++++ Data for this task ++++
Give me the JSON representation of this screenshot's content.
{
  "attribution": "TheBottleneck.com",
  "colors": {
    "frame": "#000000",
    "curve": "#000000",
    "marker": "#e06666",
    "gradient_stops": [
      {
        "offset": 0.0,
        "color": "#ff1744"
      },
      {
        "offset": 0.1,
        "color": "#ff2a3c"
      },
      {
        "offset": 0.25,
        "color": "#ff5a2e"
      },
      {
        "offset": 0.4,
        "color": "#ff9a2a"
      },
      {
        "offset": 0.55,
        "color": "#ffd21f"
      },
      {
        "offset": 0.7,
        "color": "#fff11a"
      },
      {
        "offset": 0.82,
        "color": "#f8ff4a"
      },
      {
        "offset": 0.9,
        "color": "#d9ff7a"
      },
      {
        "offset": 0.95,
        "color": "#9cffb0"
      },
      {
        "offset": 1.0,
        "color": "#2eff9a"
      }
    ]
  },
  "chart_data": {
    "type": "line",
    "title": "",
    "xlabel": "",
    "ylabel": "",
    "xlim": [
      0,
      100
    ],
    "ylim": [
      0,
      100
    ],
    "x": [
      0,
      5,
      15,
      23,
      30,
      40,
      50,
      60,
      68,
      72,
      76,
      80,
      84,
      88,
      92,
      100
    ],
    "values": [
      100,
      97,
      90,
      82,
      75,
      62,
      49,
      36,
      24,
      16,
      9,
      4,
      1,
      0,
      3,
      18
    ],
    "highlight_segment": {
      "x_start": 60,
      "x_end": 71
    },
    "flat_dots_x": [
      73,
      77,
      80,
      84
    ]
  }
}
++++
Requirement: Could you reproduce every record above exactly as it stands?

Exercise response:
Give me the JSON representation of this screenshot's content.
{
  "attribution": "TheBottleneck.com",
  "colors": {
    "frame": "#000000",
    "curve": "#000000",
    "marker": "#e06666",
    "gradient_stops": [
      {
        "offset": 0.0,
        "color": "#ff1744"
      },
      {
        "offset": 0.1,
        "color": "#ff2a3c"
      },
      {
        "offset": 0.25,
        "color": "#ff5a2e"
      },
      {
        "offset": 0.4,
        "color": "#ff9a2a"
      },
      {
        "offset": 0.55,
        "color": "#ffd21f"
      },
      {
        "offset": 0.7,
        "color": "#fff11a"
      },
      {
        "offset": 0.82,
        "color": "#f8ff4a"
      },
      {
        "offset": 0.9,
        "color": "#d9ff7a"
      },
      {
        "offset": 0.95,
        "color": "#9cffb0"
      },
      {
        "offset": 1.0,
        "color": "#2eff9a"
      }
    ]
  },
  "chart_data": {
    "type": "line",
    "title": "",
    "xlabel": "",
    "ylabel": "",
    "xlim": [
      0,
      100
    ],
    "ylim": [
      0,
      100
    ],
    "x": [
      0,
      5,
      15,
      23,
      30,
      40,
      50,
      60,
      68,
      72,
      76,
      80,
      84,
      88,
      92,
      100
    ],
    "values": [
      100,
      97,
      90,
      82,
      75,
      62,
      49,
      36,
      24,
      16,
      9,
      4,
      1,
      0,
      3,
      18
    ],
    "highlight_segment": {
      "x_start": 60,
      "x_end": 71
    },
    "flat_dots_x": [
      73,
      77,
      80,
      84
    ]
  }
}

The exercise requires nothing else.